Rep. Jon Burns, right, is greeted by Rep. Rick Jasperse, left, after the House voted 98-69 to approve legislation that Burns sponsored that would allow billboard owners to clear-cut trees blocking motorists from seeing their signs Thursday, Feb. 24, 2011 at the state Capitol in Atlanta. (AP Photo/David Goldman)
ERRIN HAINES, Associated Press
ATLANTA — The Senate has approved legislation that would allow billboard owners to clear-cut trees blocking motorists from seeing their signs and strengthen the penalties on obscene advertisements.
The measure passed 37-19 on Tuesday. The amended proposal now heads back to the House, which approved the original bill last month after lengthy debate.
Billboard owners can currently remove some trees, including hardwood trees with trunks under eight inches in diameter, from state-owned property.
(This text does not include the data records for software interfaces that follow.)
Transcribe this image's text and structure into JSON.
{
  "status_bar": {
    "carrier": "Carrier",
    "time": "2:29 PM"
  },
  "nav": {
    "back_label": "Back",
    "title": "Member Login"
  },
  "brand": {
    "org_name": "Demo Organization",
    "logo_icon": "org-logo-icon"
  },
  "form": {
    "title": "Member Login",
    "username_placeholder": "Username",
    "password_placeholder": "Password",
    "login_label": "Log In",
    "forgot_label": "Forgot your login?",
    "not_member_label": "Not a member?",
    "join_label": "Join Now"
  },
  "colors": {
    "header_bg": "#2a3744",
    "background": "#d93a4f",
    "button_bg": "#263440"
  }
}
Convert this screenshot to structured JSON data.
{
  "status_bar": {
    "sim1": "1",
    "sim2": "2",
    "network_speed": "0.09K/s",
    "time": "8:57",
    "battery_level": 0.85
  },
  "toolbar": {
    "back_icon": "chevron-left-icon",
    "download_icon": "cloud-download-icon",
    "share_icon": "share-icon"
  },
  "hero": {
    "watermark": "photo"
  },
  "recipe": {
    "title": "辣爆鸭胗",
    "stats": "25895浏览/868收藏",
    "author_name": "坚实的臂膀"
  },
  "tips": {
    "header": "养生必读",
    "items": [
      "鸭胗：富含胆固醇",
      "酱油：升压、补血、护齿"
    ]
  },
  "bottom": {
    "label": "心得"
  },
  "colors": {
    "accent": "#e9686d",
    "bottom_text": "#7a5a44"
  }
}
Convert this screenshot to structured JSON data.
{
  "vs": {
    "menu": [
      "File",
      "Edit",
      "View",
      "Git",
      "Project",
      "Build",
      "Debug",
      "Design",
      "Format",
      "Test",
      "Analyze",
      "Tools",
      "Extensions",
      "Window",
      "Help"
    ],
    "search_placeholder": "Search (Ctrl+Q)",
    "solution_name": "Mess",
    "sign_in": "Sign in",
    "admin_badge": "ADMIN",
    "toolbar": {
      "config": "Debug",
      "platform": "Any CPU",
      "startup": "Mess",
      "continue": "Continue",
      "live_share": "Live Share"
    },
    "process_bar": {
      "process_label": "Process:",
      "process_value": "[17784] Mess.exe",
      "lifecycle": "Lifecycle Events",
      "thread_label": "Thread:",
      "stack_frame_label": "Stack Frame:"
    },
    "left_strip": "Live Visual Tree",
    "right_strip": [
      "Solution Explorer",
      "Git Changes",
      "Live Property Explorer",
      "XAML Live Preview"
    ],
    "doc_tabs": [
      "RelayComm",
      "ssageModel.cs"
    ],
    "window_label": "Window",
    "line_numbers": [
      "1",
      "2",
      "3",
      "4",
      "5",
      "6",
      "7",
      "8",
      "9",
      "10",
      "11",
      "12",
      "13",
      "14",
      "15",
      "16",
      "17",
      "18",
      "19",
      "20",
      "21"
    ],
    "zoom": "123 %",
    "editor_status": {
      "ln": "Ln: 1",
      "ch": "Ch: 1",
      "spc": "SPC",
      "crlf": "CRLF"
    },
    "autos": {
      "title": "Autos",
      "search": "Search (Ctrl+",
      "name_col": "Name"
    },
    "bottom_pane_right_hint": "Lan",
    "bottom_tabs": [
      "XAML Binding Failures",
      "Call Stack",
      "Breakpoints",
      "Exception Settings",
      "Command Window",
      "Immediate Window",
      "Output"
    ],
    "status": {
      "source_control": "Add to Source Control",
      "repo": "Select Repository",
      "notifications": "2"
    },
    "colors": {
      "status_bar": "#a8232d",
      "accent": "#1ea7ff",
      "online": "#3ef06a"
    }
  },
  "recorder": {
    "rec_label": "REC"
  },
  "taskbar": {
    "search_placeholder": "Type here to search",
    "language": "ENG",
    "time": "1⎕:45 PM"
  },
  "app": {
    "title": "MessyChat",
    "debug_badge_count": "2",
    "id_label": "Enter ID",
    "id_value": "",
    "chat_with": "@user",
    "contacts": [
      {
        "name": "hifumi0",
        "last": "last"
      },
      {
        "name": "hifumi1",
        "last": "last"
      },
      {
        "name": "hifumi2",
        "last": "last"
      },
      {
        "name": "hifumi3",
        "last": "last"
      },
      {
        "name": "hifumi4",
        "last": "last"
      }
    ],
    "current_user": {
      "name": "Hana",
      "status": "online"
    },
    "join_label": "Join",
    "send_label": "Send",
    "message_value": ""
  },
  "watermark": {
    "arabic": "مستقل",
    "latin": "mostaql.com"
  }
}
Under the proposal, the only trees that would be spared are historic trees, trees planted as memorials or trees that are more than 75 years old.
Sen. Don Balfour, R-Snellville, told his colleagues that the bill allows for local control.
"Most of us have made a decision on how we're going to vote on this," he said.
That didn't keep the Senate from debating the issue for nearly two hours, as the battle pitting billboards against trees is a perennial one at the state Capitol.
Sen. Joshua McKoon, R-Columbus, who voted against the bill after trying to amend it, said the proposal threatens the state's natural beauty.
"I believe that this legislation, though it is well-intentioned, will harm this vital resource," he said.
Sen. Renee Unterman, R-Buford, showed senators examples of offensive billboards to support her amendment to the proposal, which would make those maintaining such advertisements guilty of a misdemeanor and attach a $5,000 fine for a first offense and a $10,000 fine for subsequent offenses.
"Unfortunately sex sells," Unterman said. "Obscenity laws are not enforced. I'm pro-business, but this is not the type of business the state of Georgia needs to be known by."
Unterman's amendment passed narrowly by a vote of 28-26.